## Exercise instructions:
Below is a block of records. Copy every line in it that contains the word "name".

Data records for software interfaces
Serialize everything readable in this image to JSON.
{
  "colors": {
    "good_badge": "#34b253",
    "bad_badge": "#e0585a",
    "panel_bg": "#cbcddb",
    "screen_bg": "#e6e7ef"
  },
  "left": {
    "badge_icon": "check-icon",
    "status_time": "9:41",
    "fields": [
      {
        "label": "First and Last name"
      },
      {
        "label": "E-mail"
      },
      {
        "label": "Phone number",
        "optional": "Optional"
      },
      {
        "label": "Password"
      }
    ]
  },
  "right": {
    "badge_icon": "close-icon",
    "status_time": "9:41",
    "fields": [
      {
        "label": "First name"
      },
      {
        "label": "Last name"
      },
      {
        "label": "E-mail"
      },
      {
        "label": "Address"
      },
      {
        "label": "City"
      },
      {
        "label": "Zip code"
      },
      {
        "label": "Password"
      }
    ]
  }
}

## Output for this task:
        "label": "First and Last name"
        "label": "First name"
        "label": "Last name"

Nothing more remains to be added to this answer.